One-in-seven U.S. adults (14%) say they have tested positive for COVID-19 or are “pretty sure” they have had it despite not receiving an official diagnosis, according to a Pew Research Center survey conducted Aug. 3 to 16. The survey also finds a sharp increase since the spring in the share of Americans who say they know someone else who has been hospitalized or died due to COVID-19.
Overall, 3% of U.S. adults say they have personally tested positive for the coronavirus, according to the survey. That includes 2% who say they tested positive for an active viral infection – a share that comports with available public health data – and 1% who did not receive a positive test for the virus, but later tested positive for its antibodies, a sign of past infection. Another 11% of adults say they are pretty sure they have had the virus even though they were not officially diagnosed. (It’s important to keep in mind that these findings are based on self-reported information.)
Some groups of Americans are more likely than others to say they have personally tested positive for COVID-19. For example, larger shares of Hispanic (7%) and Black Americans (5%) report testing positive for COVID-19 or its antibodies than their White (2%) or Asian (1%) counterparts.
Pew Research Center conducted this study to understand more about the personal health effects of the coronavirus outbreak. The data was collected as a part of a larger survey conducted Aug. 3 to 16, 2020, among 13,200 U.S. adults. Everyone who took part is a member of the Center’s American Trends Panel (ATP), an online survey panel that is recruited through national, random sampling of residential addresses. This way nearly all U.S. adults have a chance of selection. The survey is weighted to be representative of the U.S. adult population by gender, race, ethnicity, partisan affiliation, education and other categories. Read more about the ATP’s methodology.
Here are the questions used for this analysis, along with responses, and its methodology.
Americans in lower-income families have also been disproportionately affected, with 5% saying they have received at least one positive test result, compared with 2% of adults in middle- and upper-income homes.
An educational gap is apparent, too. Among adults with some college education or less, 4% say they have had a test-confirmed case of COVID-19 – twice the share of those who have a bachelor’s degree or more education (2%).

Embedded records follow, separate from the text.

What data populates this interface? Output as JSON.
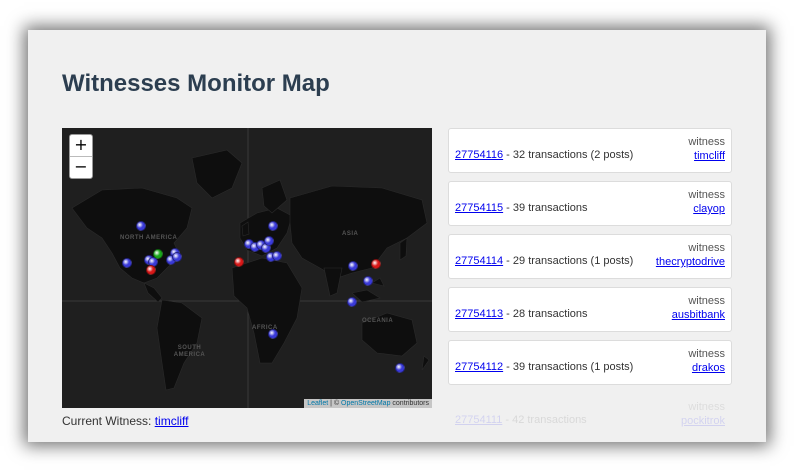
{
  "page": {
    "title": "Witnesses Monitor Map"
  },
  "map": {
    "zoom_in": "+",
    "zoom_out": "−",
    "labels": {
      "north_america": "NORTH AMERICA",
      "asia": "ASIA",
      "africa": "AFRICA",
      "south_america": "SOUTH AMERICA",
      "oceania": "OCEANIA"
    },
    "attribution": {
      "leaflet": "Leaflet",
      "sep": " | © ",
      "osm": "OpenStreetMap",
      "suffix": " contributors"
    },
    "marker_colors": {
      "blue": "#3a3ad8",
      "red": "#d81818",
      "green": "#1aa81a"
    }
  },
  "current_witness": {
    "label": "Current Witness: ",
    "name": "timcliff"
  },
  "blocks": [
    {
      "block": "27754116",
      "text": " - 32 transactions (2 posts)",
      "witness_label": "witness",
      "witness": "timcliff"
    },
    {
      "block": "27754115",
      "text": " - 39 transactions",
      "witness_label": "witness",
      "witness": "clayop"
    },
    {
      "block": "27754114",
      "text": " - 29 transactions (1 posts)",
      "witness_label": "witness",
      "witness": "thecryptodrive"
    },
    {
      "block": "27754113",
      "text": " - 28 transactions",
      "witness_label": "witness",
      "witness": "ausbitbank"
    },
    {
      "block": "27754112",
      "text": " - 39 transactions (1 posts)",
      "witness_label": "witness",
      "witness": "drakos"
    },
    {
      "block": "27754111",
      "text": " - 42 transactions",
      "witness_label": "witness",
      "witness": "pockitrok"
    }
  ]
}
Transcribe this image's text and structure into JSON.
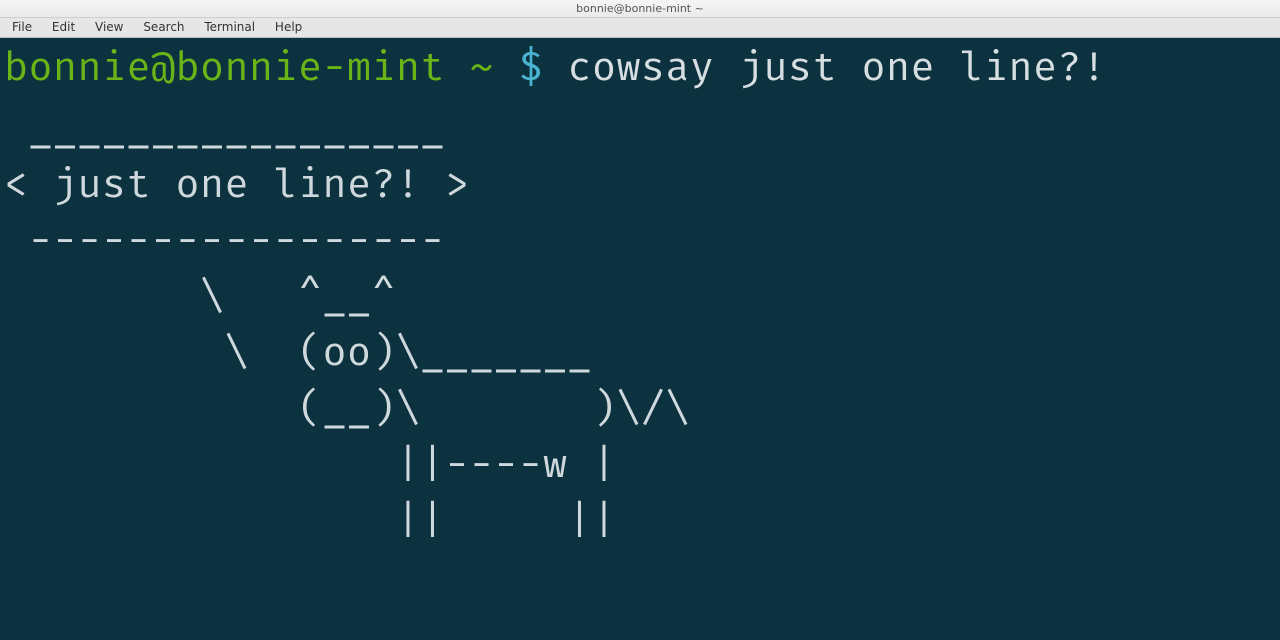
{
  "window": {
    "title": "bonnie@bonnie-mint ~"
  },
  "menu": {
    "items": [
      "File",
      "Edit",
      "View",
      "Search",
      "Terminal",
      "Help"
    ]
  },
  "terminal": {
    "prompt_user_host": "bonnie@bonnie-mint",
    "prompt_cwd": "~",
    "prompt_symbol": "$",
    "command": "cowsay just one line?!",
    "output_lines": [
      " _________________ ",
      "< just one line?! >",
      " ----------------- ",
      "        \\   ^__^",
      "         \\  (oo)\\_______",
      "            (__)\\       )\\/\\",
      "                ||----w |",
      "                ||     ||"
    ]
  },
  "colors": {
    "bg": "#0b323e",
    "fg": "#d6dee2",
    "prompt_green": "#6ab417",
    "prompt_cyan": "#4ab3d1"
  }
}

The survey also asked Americans whether someone else in their household tested positive for COVID-19 or are pretty sure they have had the virus despite not receiving an official diagnosis. Overall, 14% of U.S. adults say they live with someone who has tested positive or been pretty sure they had the virus.
Most report mild or no symptoms
Nearly half (45%) of those who say they have personally tested positive for the coronavirus or its antibodies – or are pretty sure they had COVID-19 – say they experienced mild symptoms, while another 17% say they experienced no symptoms. Around three-in-ten (29%) describe their symptoms as moderate and 9% describe them as severe.
The pattern is similar among those who say another household member is at least pretty sure they had COVID-19. Around four-in-ten of these Americans say the other person in their household experienced mild symptoms (38%) and 17% report no symptoms. Some 36% report moderate symptoms and 9% say their fellow household member had severe symptoms.
Sharp increase in knowing someone who has been hospitalized or died due to COVID-19
The August survey also finds that around four-in-ten Americans (39%) say they know someone who has been hospitalized or died as a result of having COVID-19 – up from 20% who said this in late April and early May, the last time Pew Research Center asked this question. (Not all of the questions asked in the spring survey are directly comparable to those in the August survey.)
A majority of Black Americans (57%) say they personally know someone who has been hospitalized or died as a result of having COVID-19. Some 46% of Hispanic adults say the same, compared with about a third of White (34%) and Asian adults (32%). The share of Hispanic Americans who know someone who has been hospitalized or died due to COVID-19 has more than doubled since the spring survey, when 19% said this.
There have also been regional changes in the share of adults who know someone who has been hospitalized or died from the virus. In the spring, Americans in the Northeast (31%) were more likely than those in the Midwest (22%), South (18%) and West (13%) to say they personally knew someone who had been hospitalized or died due to the virus. Now, it is just as common for people in the South to know someone who has been hospitalized or died as it is for those in the Northeast to say this (43% vs. 46% – a statistical tie). In the August survey, about one-third (35%) of Midwesterners and 30% of those in the West say they personally know someone who has been hospitalized or died from COVID-19.
Note: Here are the questions used for this analysis, along with responses, and its methodology.
CORRECTION (October 2020): The methodology section has been updated to reflect the correct cumulative response rate. None of the study findings or conclusions were affected.